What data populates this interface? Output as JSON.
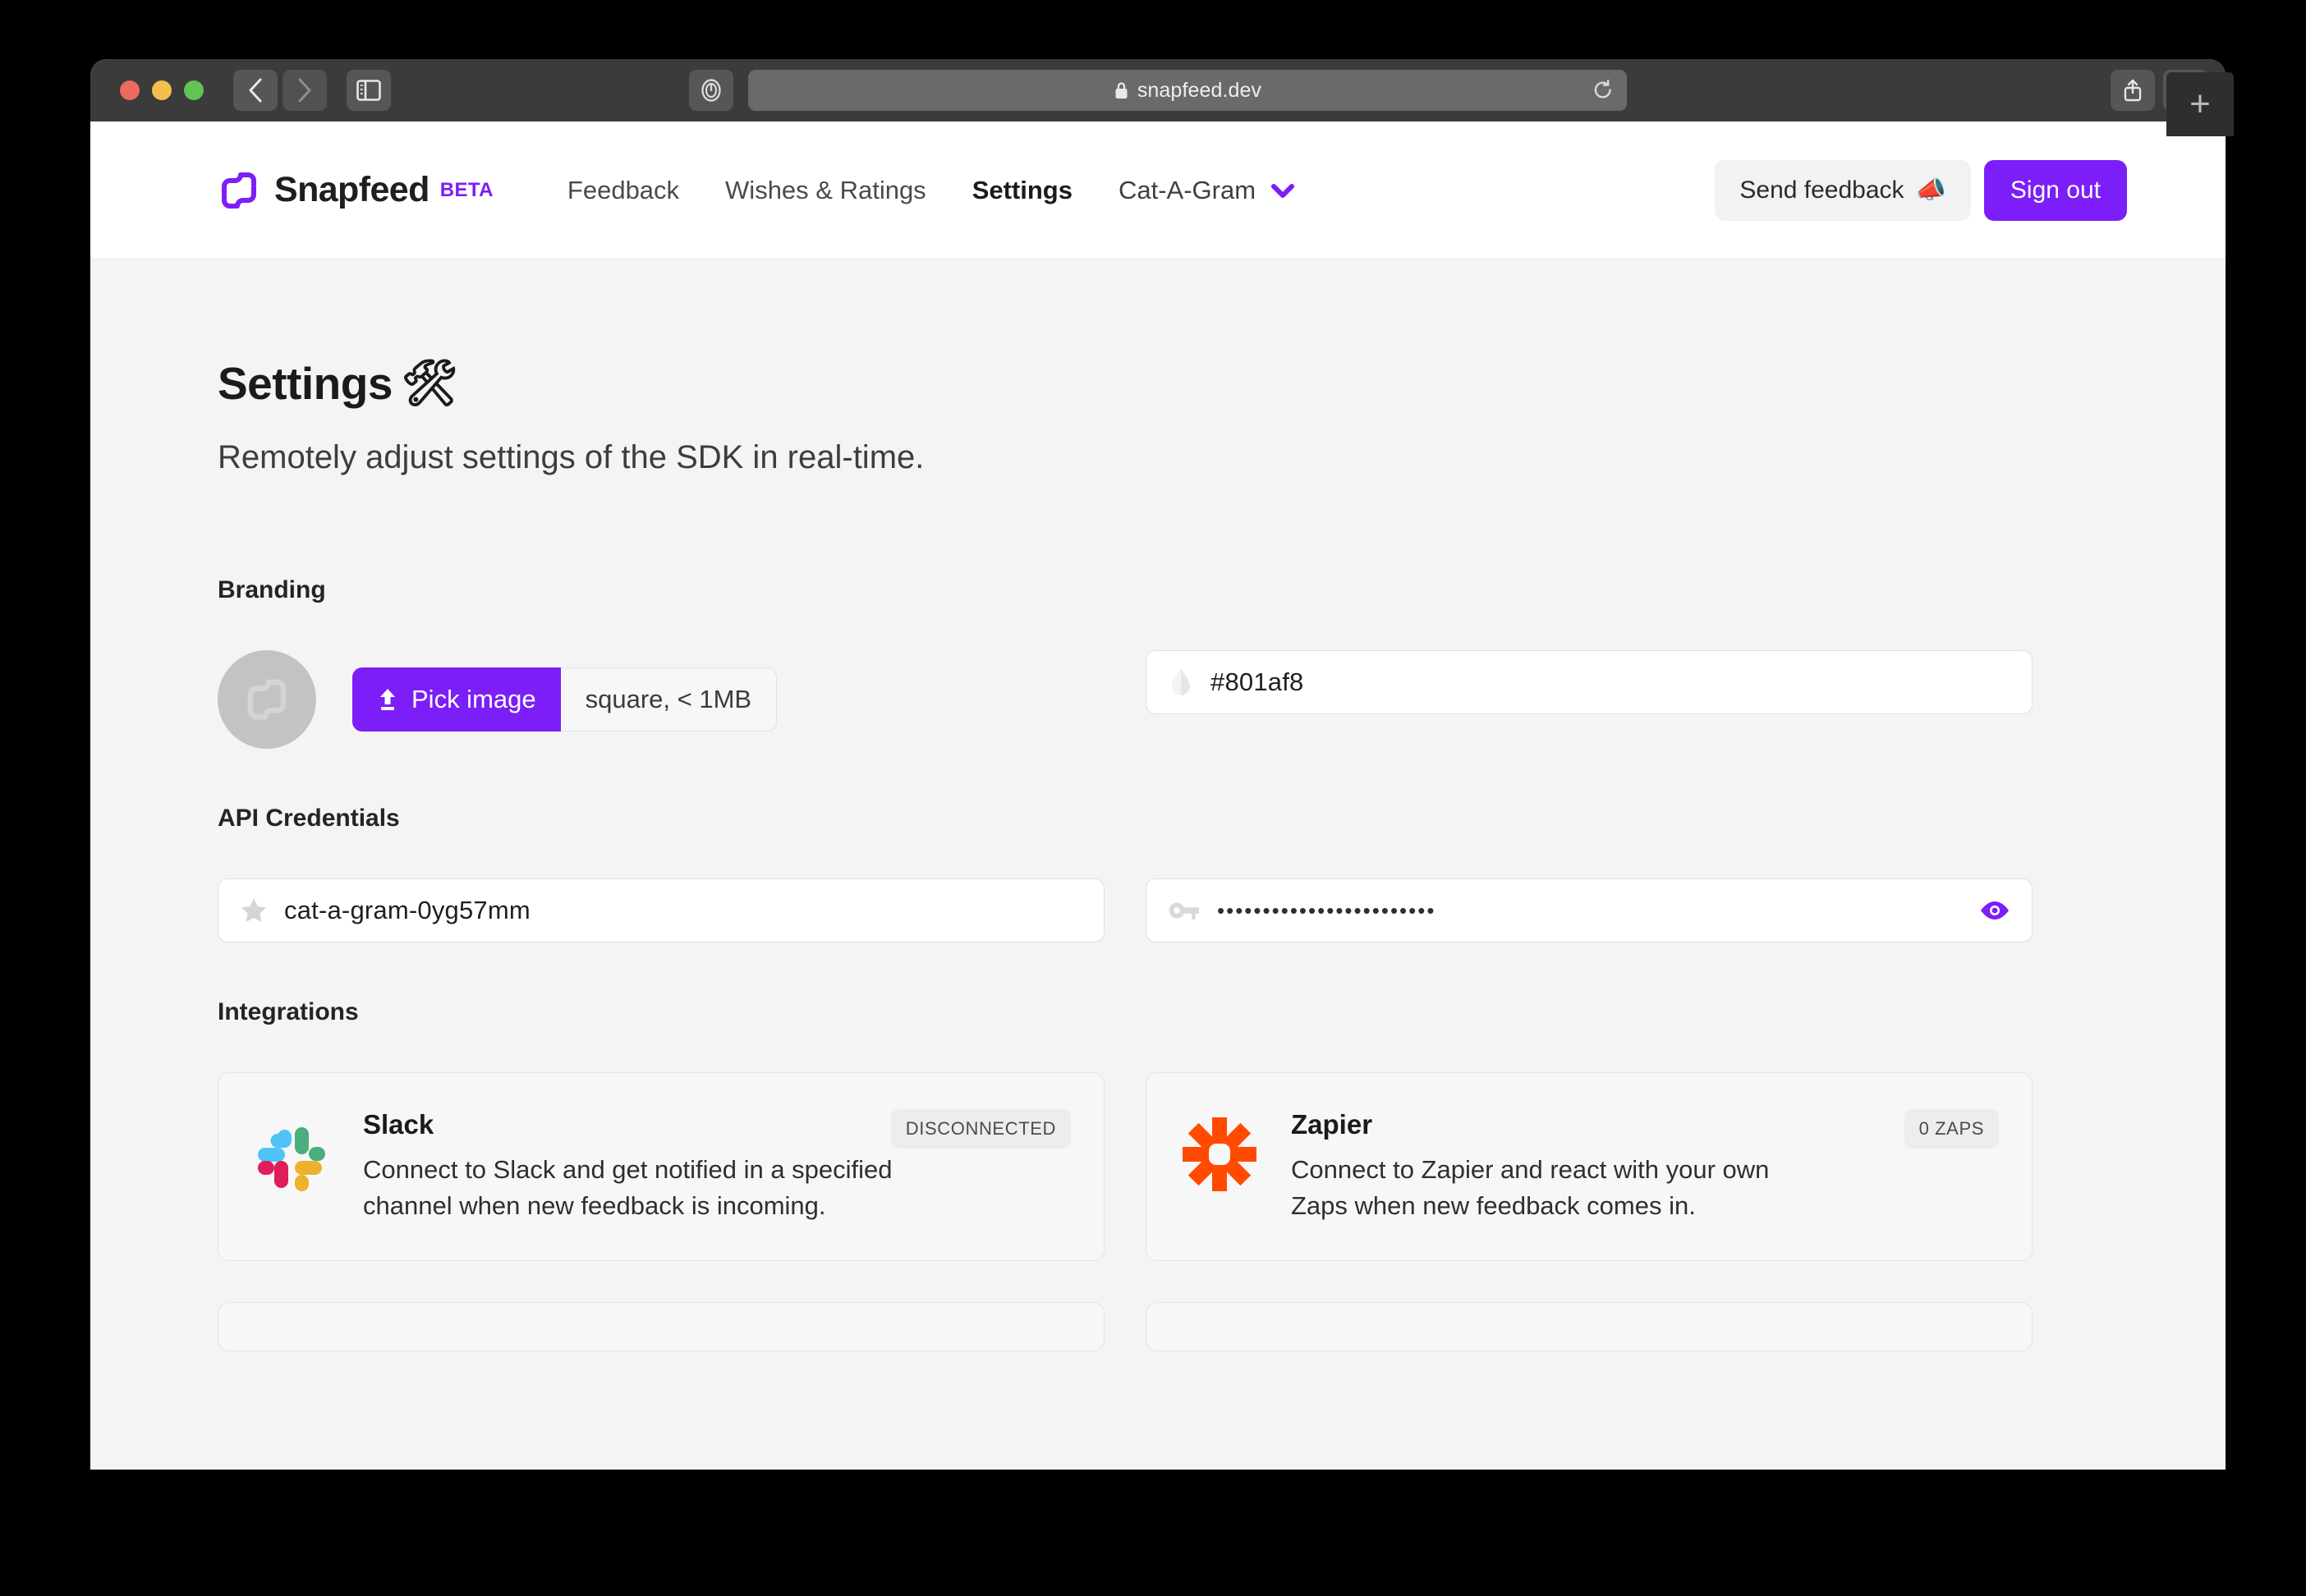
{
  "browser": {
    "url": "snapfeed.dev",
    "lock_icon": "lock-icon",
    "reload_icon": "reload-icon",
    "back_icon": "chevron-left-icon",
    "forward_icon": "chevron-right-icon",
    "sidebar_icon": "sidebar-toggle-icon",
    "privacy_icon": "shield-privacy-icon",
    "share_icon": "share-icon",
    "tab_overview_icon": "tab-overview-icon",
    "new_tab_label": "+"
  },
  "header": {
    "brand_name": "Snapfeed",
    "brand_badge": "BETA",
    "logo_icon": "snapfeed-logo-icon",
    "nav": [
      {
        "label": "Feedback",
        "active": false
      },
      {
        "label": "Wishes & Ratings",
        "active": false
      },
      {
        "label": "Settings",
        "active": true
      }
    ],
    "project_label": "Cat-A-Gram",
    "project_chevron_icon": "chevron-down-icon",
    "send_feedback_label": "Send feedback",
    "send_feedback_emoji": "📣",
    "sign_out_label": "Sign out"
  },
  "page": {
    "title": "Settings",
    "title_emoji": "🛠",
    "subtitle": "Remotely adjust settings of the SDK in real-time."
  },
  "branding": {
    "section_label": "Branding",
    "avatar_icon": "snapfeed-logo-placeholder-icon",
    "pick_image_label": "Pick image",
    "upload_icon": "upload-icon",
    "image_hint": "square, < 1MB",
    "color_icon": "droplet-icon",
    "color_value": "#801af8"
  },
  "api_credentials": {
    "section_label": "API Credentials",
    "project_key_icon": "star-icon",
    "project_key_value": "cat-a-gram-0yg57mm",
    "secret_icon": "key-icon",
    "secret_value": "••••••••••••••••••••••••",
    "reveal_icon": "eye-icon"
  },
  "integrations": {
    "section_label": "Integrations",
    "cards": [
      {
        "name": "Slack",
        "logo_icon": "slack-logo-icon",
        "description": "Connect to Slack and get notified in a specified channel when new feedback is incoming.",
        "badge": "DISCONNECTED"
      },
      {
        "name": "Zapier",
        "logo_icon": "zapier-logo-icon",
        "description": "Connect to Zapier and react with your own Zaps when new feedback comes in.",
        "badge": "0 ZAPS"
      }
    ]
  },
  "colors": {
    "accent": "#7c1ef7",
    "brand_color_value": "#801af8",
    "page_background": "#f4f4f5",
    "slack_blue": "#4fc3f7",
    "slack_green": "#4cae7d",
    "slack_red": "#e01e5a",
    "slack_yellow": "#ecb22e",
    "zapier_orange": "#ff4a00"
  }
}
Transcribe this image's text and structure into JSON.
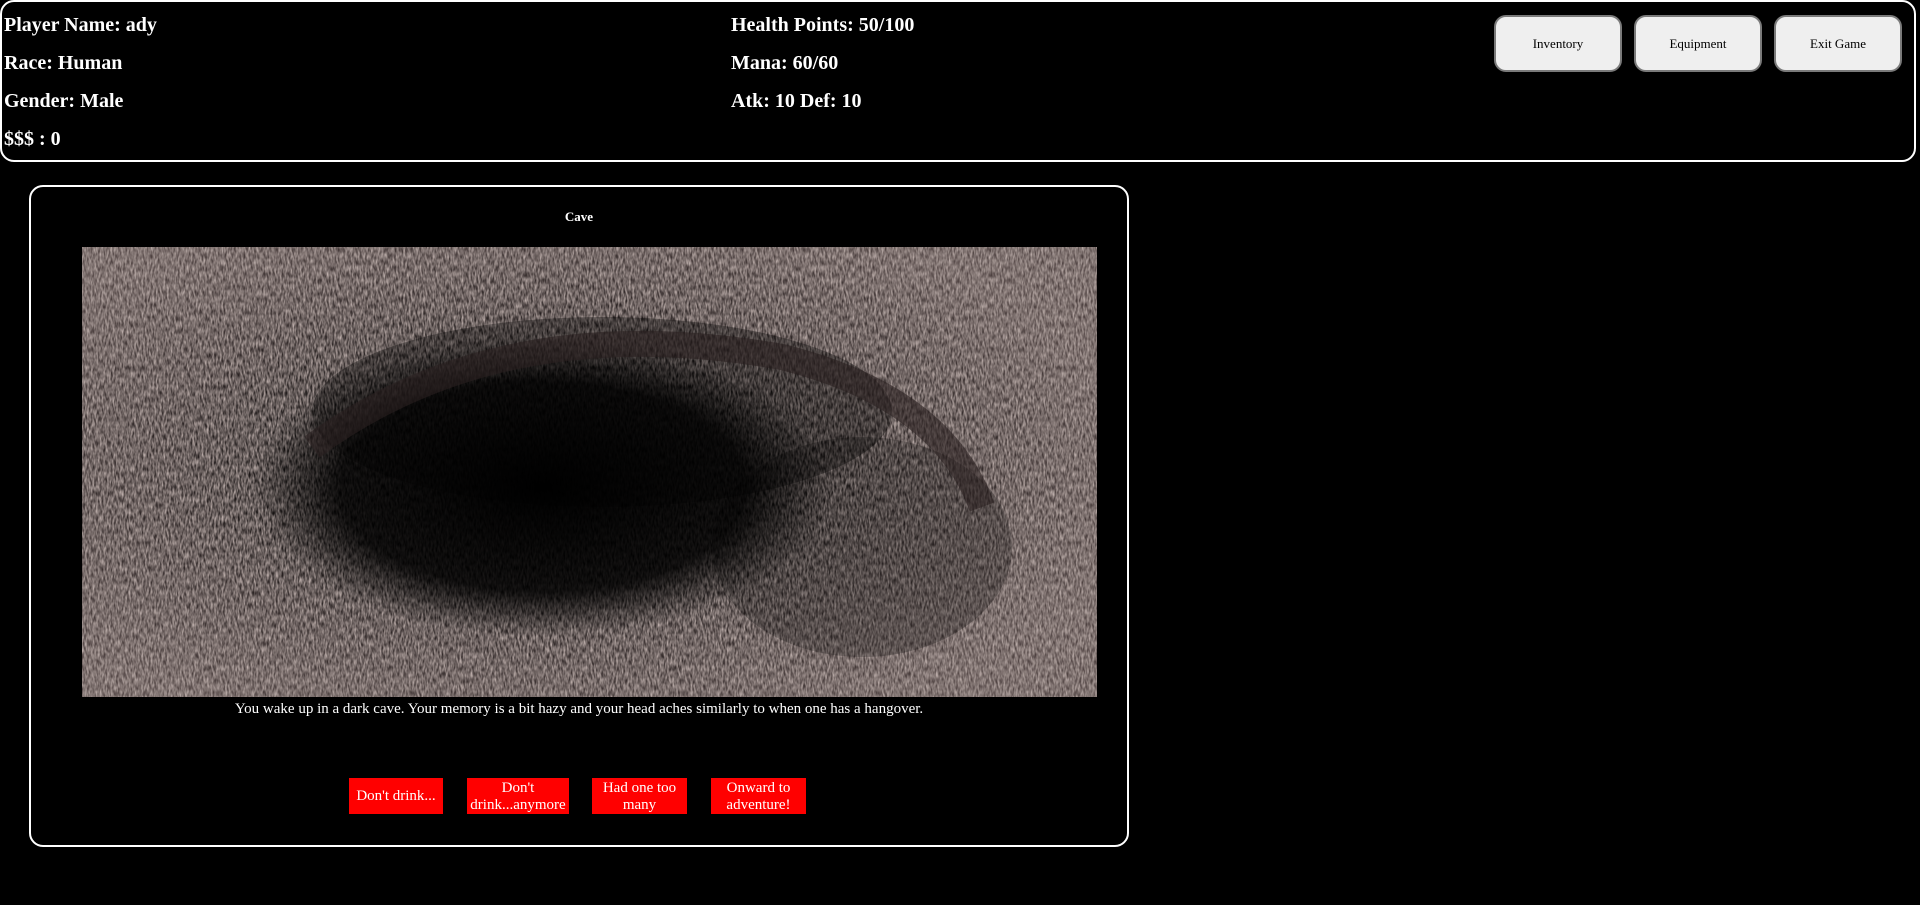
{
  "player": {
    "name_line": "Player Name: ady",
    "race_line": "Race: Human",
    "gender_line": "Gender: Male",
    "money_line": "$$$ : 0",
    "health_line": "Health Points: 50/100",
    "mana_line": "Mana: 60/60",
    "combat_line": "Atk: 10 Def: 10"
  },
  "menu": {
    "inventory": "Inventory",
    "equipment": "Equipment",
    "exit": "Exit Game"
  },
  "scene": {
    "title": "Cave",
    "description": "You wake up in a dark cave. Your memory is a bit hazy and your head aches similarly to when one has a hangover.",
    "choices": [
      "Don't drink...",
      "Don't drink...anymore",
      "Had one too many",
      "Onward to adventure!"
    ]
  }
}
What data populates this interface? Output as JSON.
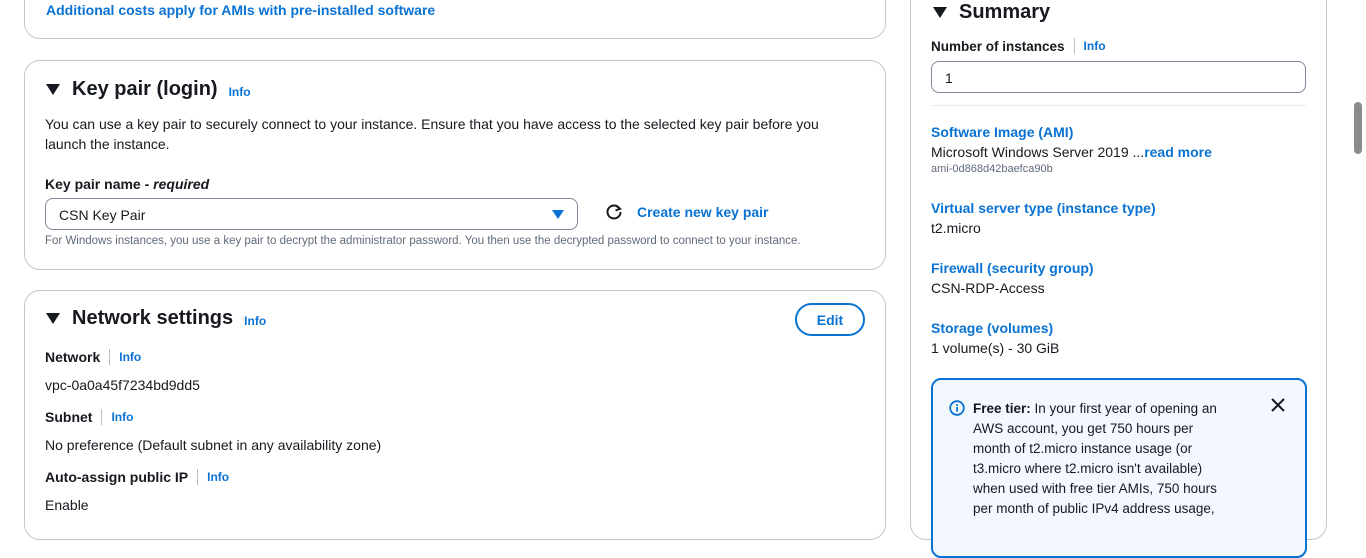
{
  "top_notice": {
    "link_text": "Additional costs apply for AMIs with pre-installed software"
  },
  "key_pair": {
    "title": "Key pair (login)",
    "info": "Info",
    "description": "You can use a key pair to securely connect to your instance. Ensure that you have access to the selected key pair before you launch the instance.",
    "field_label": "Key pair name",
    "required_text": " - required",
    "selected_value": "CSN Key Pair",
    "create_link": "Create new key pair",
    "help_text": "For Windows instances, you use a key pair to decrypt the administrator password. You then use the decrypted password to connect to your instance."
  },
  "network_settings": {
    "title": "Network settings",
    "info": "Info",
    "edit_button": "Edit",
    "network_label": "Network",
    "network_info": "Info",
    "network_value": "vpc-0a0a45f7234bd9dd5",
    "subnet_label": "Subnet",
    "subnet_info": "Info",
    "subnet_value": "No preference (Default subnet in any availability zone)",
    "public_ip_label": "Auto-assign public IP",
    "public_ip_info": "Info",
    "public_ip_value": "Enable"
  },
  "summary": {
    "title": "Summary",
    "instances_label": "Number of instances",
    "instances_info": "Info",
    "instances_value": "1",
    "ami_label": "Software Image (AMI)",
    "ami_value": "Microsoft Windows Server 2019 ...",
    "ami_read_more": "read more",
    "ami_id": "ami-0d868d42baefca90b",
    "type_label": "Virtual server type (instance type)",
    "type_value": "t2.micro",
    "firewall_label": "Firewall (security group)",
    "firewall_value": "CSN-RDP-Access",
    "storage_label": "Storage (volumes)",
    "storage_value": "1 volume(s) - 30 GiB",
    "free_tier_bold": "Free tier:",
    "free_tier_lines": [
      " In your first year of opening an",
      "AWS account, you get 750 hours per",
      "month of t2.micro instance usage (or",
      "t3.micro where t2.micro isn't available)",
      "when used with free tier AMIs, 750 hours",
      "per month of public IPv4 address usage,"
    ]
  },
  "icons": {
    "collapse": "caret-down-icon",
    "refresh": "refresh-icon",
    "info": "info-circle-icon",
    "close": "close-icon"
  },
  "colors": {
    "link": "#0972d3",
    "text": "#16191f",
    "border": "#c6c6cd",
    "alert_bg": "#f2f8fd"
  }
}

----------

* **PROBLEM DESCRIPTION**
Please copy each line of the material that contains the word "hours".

* **ANSWER TO THIS TASK**
      "AWS account, you get 750 hours per",
      "when used with free tier AMIs, 750 hours",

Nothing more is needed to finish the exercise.